To describe seeds, not according to traits and agroclimatic zones but as “national seed” if grown in more than one state and “state seed” if grown in one state, has no scientific basis.
This is a commercial description to facilitate the marketing and the spread of unreliable and costly seeds from MNCs.
For the farmer, the redressal mechanism has to be simple, accessible and time bound.
The primary onus has to be taken by the State, to get justice for farmers in case of seed quality failures. It cannot be left to individual farmers to fight it out as consumers in the market
The seed law must have the twin objective of regulating the supply of seeds for the benefit of the farmers and, at the same time, enable the development of the seed industry.
Quality seeds are India’s lifeline. Farming, food and the livelihood of over 60 per cent of the Indian population depend on them.
A failed harvest has the potential to curtail our GDP and force millions of Indians into poverty and hunger until the next harvest. Overall, India depends on seeds to sustain life.
The present government has a chance to seed a unique and progressive Seed Bill or plagiarize from others.
We are sure our government will not let us down in their decision, and ensure their seed bill will give plentiful harvests for Indian farmers and industry.
Ultimately, the quality seed will be available to the farmers at competitive prices subject to a vibrant growth of the seed industry in an enabling environment.

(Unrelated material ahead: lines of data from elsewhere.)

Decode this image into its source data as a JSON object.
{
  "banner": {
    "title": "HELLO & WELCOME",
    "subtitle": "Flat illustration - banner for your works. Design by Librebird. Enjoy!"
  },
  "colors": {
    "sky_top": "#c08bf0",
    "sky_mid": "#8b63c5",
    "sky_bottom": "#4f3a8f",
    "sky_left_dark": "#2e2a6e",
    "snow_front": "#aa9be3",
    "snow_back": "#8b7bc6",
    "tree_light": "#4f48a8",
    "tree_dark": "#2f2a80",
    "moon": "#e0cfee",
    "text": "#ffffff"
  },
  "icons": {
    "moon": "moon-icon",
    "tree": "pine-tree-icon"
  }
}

Healthy seed industry will lead to enhanced quality seed availability at affordable prices to the farmers.